If H. pylori bacteria are causing the ulcer, your doctor will probably try to fight it by what’s called “triple therapy.” This is a combination of 2 antibiotics plus bismuth subsalicylate (such as Pepto-Bismol). H pylori can be stubborn, so be sure to take the entire course of medicine you’ve been prescribed.

Your doctor may also recommend other medicines to neutralize the acid and protect the lining in your stomach. These include:

  • Protein pump inhibitors, like esomeprazole (Nexium) or lansoprazole (Prevacid).
  • Histamine receptor blockers, like famotidine (Pepcid) or ranitidine (Zantac).
  • Protectants, like sucralfate (Carafate).

If using NSAIDs caused your peptic ulcer and there’s no H. pylori infection, you may need to stop or reduce the amount of NSAIDs you take and switch to another type of medicine for pain.

Living with peptic ulcer disease

Most ulcers heal within about 8 weeks. Peptic ulcers can come back, so you have to be careful to reduce your risk of the disease. If you smoke or chew tobacco, ask your doctor about how to quit. Eat a well-balanced diet, avoiding foods that cause discomfort. These can include alcohol, coffee, caffeinated soda, fatty foods, chocolate, and spicy foods. Avoid eating late at night.

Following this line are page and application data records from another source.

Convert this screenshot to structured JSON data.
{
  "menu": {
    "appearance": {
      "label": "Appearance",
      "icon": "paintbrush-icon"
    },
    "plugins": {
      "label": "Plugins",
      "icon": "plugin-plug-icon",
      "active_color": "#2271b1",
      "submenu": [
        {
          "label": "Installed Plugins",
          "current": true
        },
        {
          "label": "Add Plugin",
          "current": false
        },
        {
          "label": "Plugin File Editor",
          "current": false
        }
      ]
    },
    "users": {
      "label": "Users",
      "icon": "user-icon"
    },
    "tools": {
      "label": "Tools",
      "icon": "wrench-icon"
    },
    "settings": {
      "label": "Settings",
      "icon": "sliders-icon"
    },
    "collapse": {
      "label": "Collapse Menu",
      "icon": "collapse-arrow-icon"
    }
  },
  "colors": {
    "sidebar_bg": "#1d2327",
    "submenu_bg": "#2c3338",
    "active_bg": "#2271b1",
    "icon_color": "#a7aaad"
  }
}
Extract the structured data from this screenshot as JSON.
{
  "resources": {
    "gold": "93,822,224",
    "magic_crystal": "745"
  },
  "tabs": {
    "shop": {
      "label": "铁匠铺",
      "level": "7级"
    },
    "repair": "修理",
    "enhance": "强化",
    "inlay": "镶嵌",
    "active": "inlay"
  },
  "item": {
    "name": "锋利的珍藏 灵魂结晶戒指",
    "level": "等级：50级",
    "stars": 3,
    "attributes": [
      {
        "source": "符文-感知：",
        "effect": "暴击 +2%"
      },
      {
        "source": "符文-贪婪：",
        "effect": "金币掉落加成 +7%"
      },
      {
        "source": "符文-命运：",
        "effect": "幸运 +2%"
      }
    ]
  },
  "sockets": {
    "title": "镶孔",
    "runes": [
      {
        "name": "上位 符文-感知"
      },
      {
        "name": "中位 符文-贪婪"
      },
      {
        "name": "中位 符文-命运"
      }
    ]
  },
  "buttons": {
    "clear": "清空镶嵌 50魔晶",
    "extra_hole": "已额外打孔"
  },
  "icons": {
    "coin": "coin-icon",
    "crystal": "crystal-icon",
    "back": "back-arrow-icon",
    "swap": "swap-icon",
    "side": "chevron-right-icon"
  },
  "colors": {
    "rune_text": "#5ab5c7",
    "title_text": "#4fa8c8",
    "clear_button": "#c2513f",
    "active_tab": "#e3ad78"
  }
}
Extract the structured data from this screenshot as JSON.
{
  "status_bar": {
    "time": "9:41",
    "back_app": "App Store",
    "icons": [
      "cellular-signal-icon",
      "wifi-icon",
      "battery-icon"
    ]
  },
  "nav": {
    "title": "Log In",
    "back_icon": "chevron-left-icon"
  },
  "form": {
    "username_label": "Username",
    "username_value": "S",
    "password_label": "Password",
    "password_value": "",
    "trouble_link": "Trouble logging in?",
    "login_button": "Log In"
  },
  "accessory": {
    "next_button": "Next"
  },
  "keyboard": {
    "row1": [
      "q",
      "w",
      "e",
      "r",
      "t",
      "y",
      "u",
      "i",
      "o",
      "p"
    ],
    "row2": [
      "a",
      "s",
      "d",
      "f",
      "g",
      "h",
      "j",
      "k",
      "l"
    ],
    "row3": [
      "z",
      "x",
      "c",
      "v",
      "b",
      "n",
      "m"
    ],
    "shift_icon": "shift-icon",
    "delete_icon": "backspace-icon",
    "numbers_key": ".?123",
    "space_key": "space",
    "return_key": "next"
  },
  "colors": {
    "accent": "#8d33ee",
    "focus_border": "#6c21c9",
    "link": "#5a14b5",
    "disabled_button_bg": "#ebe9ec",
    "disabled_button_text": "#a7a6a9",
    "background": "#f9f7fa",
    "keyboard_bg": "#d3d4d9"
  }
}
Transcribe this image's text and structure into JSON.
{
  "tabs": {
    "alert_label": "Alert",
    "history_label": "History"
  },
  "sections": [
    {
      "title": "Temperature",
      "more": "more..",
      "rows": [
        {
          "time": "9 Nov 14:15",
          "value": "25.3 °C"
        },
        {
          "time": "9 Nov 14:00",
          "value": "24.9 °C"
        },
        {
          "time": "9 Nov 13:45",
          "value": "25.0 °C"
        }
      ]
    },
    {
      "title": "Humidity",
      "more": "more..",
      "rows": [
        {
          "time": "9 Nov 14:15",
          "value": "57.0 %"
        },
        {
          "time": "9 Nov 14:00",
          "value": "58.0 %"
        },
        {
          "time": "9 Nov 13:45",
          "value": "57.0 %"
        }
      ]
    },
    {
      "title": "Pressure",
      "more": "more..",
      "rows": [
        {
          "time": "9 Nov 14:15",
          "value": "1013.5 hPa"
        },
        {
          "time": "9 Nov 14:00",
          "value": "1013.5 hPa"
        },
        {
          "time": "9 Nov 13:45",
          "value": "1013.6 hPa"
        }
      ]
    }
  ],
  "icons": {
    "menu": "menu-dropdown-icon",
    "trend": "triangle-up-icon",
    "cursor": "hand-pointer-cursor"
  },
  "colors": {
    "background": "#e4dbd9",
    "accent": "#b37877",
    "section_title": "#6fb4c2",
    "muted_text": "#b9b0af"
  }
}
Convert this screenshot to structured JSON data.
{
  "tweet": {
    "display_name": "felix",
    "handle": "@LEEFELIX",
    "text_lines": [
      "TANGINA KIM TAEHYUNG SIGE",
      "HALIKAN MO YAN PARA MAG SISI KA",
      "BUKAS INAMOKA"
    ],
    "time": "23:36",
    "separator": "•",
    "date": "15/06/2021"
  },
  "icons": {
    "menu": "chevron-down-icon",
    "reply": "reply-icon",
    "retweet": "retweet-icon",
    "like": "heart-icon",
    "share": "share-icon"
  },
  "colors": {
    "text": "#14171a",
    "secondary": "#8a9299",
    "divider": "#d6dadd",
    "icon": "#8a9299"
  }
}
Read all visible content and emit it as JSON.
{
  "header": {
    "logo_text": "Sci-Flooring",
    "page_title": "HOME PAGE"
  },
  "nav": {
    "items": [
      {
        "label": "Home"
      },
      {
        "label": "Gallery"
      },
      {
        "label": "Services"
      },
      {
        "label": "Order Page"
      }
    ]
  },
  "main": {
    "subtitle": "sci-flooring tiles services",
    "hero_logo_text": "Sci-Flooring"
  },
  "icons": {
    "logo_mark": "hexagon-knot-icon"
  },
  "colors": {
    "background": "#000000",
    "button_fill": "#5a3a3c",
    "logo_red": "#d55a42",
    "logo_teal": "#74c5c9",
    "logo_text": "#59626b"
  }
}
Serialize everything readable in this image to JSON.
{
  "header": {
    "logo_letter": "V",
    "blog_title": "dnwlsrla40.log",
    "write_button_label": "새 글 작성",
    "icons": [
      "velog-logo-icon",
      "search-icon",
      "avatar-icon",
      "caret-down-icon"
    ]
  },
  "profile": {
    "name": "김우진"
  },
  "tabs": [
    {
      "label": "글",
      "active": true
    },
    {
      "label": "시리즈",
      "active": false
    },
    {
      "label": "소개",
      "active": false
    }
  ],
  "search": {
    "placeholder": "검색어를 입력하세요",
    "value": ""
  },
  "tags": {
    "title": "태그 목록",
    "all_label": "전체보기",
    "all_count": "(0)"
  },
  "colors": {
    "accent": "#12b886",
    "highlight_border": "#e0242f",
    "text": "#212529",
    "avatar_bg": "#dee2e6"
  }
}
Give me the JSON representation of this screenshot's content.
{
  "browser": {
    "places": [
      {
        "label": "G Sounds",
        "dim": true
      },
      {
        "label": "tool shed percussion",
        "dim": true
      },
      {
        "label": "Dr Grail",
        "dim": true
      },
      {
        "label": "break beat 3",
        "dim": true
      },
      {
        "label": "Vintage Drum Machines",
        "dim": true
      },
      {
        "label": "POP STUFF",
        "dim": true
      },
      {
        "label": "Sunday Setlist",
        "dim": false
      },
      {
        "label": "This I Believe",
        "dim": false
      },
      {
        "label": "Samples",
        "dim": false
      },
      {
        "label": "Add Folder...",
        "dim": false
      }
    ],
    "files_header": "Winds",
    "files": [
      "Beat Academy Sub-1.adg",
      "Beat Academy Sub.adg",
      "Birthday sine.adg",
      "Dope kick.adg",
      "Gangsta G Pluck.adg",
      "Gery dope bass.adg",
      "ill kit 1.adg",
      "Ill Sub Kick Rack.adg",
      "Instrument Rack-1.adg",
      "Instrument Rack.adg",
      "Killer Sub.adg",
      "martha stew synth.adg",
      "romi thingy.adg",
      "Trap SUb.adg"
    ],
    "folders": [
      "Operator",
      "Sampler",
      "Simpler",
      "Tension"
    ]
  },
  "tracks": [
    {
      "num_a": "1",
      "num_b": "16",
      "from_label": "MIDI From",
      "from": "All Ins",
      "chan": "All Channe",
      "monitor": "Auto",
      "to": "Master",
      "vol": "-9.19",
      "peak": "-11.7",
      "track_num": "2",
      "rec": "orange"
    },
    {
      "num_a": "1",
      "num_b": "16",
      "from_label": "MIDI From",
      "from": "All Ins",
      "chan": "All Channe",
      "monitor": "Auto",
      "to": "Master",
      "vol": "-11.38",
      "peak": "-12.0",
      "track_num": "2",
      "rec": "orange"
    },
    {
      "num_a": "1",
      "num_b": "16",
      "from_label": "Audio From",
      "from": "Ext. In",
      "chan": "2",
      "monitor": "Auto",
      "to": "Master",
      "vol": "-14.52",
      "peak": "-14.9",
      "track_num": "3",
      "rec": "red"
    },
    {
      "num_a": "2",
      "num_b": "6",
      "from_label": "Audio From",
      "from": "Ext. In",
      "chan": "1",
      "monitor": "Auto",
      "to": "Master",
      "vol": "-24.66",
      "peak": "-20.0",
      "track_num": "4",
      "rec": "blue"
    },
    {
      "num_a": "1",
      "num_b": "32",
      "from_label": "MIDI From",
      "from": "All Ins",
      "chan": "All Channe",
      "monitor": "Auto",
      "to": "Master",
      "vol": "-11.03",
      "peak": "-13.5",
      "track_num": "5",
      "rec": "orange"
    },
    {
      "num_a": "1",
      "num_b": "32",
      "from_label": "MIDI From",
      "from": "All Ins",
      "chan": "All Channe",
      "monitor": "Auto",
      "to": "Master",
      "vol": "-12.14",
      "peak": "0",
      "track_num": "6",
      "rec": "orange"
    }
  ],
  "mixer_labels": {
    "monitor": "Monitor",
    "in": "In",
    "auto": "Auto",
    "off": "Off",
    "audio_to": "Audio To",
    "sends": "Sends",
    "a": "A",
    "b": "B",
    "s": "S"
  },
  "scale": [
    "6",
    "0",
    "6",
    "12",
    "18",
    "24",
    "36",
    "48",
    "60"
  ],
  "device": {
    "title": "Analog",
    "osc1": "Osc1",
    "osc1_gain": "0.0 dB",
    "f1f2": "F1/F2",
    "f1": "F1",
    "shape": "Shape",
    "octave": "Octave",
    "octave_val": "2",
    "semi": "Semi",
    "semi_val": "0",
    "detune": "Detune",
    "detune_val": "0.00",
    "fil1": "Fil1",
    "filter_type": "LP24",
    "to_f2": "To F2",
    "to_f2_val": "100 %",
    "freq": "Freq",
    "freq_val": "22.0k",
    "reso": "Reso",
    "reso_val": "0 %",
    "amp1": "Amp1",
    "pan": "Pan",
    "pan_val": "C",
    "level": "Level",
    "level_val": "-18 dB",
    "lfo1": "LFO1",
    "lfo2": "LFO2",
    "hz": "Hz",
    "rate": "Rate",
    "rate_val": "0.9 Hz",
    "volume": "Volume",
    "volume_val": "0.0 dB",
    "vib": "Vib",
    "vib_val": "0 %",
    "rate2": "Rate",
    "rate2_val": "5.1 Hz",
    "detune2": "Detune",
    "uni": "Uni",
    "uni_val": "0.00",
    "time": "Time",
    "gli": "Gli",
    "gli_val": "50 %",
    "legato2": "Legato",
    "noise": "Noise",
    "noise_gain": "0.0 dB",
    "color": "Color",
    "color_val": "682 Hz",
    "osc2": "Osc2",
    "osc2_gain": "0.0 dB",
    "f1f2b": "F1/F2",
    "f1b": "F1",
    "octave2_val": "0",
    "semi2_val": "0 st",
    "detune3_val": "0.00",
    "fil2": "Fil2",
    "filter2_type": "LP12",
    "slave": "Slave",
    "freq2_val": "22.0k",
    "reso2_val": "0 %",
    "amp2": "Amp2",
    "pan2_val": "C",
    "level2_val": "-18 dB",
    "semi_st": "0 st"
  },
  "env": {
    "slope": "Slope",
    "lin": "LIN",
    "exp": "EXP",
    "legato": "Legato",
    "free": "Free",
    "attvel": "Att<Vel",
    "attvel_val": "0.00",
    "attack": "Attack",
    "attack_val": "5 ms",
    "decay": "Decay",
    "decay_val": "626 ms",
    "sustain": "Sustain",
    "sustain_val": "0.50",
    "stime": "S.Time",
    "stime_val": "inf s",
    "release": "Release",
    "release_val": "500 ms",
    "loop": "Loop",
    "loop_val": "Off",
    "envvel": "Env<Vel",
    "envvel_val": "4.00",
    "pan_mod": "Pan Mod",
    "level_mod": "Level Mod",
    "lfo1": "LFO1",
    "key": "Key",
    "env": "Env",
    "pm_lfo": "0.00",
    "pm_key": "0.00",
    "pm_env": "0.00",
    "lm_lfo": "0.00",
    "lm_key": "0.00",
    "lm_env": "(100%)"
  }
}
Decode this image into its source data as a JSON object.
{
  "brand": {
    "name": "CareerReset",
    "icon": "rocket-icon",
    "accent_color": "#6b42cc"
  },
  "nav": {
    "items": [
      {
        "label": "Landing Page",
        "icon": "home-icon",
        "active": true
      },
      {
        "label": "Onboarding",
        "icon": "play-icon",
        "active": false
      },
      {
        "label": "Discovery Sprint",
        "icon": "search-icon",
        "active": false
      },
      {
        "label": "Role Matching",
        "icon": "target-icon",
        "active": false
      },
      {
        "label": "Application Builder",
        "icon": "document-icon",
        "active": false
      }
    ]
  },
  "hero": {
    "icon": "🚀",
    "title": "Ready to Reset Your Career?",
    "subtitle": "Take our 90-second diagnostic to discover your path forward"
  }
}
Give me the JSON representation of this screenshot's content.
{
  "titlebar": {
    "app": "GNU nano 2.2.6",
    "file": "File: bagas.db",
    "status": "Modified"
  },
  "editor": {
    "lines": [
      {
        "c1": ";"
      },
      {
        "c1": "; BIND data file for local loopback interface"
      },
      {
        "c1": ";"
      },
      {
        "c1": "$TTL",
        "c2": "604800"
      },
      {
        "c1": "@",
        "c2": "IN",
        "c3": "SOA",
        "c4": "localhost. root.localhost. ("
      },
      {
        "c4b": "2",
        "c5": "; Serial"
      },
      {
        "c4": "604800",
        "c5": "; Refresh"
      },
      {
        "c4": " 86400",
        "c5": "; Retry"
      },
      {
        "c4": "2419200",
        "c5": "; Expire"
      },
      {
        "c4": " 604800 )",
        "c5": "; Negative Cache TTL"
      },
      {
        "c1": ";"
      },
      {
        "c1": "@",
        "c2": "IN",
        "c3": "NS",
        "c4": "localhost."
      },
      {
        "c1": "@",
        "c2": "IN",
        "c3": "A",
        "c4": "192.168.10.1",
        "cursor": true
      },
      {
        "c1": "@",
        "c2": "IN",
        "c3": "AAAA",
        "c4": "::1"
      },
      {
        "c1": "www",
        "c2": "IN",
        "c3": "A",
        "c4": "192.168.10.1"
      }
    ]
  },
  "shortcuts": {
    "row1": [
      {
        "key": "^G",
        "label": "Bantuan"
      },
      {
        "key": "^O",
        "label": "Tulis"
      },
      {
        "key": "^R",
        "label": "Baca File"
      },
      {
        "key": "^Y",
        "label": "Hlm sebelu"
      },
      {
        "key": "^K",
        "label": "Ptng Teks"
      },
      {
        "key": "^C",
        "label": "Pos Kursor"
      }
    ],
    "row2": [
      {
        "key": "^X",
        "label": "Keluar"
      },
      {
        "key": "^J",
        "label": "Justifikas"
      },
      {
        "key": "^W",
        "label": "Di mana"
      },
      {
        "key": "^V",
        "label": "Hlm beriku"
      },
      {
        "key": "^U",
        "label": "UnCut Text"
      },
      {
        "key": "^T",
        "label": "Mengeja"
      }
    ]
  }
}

Speak to your doctor about alternatives to NSAIDs. And take all medicines with plenty of water.

Questions to ask your doctor

  • What caused my ulcer?
  • What are the side effects to the medicines I’m taking?
  • How long will it take to treat my ulcer?
  • How did I get pylori?
  • Am I at risk for getting another ulcer?
  • What medicines can I take for pain?

Advertisement